New Mexico is a land of mountain peaks and sage brush.  Route 66 traverses 400 miles across this type of terrain, very interesting to a Midwesterner.  Even more interesting on this morning’s travel was the high winds.  Without much foliage to cover the dirt, we headed into and through a dust storm, so thick you couldn’t see too far ahead.  It was hard to capture in pictures, but here’s a few that give you a sense of the NM scenery as well as a dust storm.



Along the way we stopped at Cline’s Corners, in business since 1934.  It’s the largest gift shop in this part of the country.  We took time to browse a while.  You can see how windy it was…the customer was holding onto his glasses so they wouldn’t blow away.  The Indian Chief in front of the store is an icon from Route 66…but not exactly a Giant Alert!
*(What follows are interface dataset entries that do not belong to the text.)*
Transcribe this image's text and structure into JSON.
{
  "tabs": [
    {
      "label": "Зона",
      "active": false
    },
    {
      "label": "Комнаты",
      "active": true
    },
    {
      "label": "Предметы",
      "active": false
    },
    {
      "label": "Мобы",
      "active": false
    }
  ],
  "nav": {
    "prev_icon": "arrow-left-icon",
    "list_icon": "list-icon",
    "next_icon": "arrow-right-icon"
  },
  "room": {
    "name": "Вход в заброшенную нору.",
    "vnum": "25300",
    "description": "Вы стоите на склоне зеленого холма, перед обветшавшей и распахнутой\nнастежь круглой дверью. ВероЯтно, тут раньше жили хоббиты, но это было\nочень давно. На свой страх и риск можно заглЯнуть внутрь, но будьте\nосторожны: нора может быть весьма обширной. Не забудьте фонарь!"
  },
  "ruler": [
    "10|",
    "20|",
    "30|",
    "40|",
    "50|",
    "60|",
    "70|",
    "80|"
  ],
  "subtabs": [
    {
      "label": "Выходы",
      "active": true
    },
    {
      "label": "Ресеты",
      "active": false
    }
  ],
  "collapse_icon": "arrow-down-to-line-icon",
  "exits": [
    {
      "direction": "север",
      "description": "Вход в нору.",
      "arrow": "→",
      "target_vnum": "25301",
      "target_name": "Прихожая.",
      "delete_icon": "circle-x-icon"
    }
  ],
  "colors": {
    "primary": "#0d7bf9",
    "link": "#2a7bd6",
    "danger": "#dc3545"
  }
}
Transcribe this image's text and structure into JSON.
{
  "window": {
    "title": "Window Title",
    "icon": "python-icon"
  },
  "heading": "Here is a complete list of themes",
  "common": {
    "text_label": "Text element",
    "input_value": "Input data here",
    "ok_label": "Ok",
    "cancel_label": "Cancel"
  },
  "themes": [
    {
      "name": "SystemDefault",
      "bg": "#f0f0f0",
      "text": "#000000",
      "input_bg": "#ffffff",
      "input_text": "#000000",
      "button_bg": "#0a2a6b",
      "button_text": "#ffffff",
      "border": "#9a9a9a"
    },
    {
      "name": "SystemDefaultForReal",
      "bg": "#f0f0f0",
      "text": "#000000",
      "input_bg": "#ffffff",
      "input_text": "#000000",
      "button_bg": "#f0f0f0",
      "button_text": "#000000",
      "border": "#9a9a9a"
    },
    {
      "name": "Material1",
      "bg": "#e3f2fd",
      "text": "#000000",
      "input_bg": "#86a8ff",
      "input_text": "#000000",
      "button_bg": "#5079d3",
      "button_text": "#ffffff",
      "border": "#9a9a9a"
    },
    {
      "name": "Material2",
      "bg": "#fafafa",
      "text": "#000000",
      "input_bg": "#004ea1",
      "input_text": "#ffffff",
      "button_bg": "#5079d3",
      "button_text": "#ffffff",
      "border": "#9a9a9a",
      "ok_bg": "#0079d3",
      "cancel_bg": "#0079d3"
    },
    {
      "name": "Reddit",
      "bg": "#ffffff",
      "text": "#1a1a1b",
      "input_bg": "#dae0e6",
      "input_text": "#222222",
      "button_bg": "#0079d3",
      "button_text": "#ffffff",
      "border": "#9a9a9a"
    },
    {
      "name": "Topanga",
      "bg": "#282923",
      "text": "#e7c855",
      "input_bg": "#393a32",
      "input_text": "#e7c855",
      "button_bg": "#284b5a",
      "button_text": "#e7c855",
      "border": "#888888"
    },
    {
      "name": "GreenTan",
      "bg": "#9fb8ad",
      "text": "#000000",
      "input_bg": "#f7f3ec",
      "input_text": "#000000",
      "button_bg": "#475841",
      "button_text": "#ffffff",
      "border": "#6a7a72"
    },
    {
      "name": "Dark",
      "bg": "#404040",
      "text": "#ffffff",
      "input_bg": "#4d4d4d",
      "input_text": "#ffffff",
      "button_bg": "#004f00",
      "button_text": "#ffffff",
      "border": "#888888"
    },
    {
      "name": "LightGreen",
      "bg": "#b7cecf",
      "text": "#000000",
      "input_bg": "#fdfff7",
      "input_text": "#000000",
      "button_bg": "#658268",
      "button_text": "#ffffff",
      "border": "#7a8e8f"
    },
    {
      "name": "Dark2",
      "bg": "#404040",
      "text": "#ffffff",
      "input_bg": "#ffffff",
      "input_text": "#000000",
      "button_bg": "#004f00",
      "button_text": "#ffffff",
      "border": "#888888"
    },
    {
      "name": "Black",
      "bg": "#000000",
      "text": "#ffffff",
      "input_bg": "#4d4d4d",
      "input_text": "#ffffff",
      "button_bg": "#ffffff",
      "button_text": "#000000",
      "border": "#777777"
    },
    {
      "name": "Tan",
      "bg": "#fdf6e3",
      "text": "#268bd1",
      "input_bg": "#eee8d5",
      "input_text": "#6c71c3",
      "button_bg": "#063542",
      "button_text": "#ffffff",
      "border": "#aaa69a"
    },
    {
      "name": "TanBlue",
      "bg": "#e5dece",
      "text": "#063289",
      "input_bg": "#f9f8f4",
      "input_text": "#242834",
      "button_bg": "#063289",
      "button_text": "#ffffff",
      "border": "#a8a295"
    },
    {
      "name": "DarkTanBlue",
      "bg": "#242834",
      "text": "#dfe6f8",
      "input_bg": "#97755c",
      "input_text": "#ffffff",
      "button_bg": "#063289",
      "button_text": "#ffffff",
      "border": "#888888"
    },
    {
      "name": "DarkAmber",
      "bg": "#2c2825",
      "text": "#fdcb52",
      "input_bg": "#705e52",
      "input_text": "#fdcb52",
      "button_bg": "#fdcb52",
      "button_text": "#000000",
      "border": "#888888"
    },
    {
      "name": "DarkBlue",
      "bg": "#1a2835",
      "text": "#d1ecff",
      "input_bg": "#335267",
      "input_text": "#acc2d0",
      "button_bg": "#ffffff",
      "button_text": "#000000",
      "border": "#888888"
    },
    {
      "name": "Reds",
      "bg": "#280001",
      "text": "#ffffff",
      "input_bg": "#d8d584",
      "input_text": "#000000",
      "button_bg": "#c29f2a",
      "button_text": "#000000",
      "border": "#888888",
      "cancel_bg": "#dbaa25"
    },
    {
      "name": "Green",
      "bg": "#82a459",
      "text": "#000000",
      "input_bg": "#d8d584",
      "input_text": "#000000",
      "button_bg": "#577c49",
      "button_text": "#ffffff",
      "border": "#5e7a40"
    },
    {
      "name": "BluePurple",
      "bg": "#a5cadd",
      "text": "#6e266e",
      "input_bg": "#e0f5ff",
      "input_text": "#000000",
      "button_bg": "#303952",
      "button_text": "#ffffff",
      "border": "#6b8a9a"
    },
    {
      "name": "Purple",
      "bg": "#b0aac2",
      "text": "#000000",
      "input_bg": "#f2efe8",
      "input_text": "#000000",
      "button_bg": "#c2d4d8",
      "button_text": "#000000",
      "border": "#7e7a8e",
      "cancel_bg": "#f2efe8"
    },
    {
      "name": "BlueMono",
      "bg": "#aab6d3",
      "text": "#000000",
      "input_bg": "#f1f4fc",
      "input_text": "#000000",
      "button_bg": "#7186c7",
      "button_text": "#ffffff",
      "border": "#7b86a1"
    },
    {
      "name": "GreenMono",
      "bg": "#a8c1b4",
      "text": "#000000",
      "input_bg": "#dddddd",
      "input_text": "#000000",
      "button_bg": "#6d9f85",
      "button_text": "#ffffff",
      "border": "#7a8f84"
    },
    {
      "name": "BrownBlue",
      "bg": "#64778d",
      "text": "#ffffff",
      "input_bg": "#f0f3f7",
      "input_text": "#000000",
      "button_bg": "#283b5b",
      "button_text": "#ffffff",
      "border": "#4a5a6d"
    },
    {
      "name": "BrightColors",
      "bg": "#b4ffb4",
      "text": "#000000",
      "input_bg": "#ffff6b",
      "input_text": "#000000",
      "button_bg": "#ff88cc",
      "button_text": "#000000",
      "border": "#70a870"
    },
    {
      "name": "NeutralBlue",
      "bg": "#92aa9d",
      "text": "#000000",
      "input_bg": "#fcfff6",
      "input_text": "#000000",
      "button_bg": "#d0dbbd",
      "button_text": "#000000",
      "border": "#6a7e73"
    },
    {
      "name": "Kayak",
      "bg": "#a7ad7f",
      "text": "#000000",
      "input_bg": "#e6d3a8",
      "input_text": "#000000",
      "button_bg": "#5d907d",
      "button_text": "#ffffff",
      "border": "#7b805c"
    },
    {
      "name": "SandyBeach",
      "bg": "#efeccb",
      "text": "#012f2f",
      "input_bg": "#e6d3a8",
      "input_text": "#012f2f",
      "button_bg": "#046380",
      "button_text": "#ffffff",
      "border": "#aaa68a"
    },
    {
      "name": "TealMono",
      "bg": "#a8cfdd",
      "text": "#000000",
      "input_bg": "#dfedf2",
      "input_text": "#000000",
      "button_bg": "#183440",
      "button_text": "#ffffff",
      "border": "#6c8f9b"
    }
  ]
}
By the way, I have to insert a couple of pictures from a Rest Area stop we made in Texas on Saturday.  I missed them in my last post.  There are two rest areas along I-40 west of Amarillo, one on the west bound side and one on the east bound side, that are designed with Route 66 and the earlier era in mind.  I loved their décor.  What’s even more interesting is that the bathrooms are actually tornado shelters.  When I heard about the recent tornadoes going through that area, I wondered how many travelers stopped and waited it out in the bathrooms at the rest areas.  My son pointed out that while waiting, you could look at the pictures on the wall of previous devastating tornadoes, in case you wondered what might be going on outside.  I will have more pictures on our return trip blog.  I just loved the colors, styles, and glass blocks, not to mention the two girls who posed for me!!

We were meeting our NM son and daughter-in-law at Tijeras to take a detour up the Turquoise Trail Scenic Byway, through the foothills of the Sandia Mountains.

We went through a couple of ghost towns of the old west, Madrid and Cerrillos.  We stopped at the Casa Grande Trading Post, which housed the Turquoise Mining Museum and petting zoo.  We spent some significant time here. 

 We didn't go on into Santa Fe, part of the pre-1937 loop of Route 66.  We saved the Capital City for another day trip.  We had a Sunday Dinner appointment we needed to make.  Paul’s sister lives on Sandia Mountain, and a turkey dinner was being prepared for us in mid-afternoon.  They have a few dogs, cats, horses, coyotes…they live on a mountain ranch.  Oldest granddaughter was very captured by these animals, as she usually is.

As we were finishing eating a snow and sleet storm came in, blowing sideways, and we were told we better get down off the mountain while we could.  So we left and headed to Albuquerque.  I wish I had taken a picture of Miss Holly, the van.  After she had come through a wicked dust storm and was coated in brown, she was blasted with ice pellets and ended up being polka-dotted.  Most vehicles were looking that way though, so we fit right in.  Miss Holly got a bath the next day.

Our son and his wife put us up for a few days.  My whole family was together, and when this happens I am in high heaven on earth…these are the most precious times I could have.  We had lots of fun together, and the girls started working on their Route 66 scrapbooks.  They will finish them this summer when they come to visit Grandpa and Grandma.  I will give you the details of our Albuquerque visit in my next Route 66 blog.  See you then!!

No comments: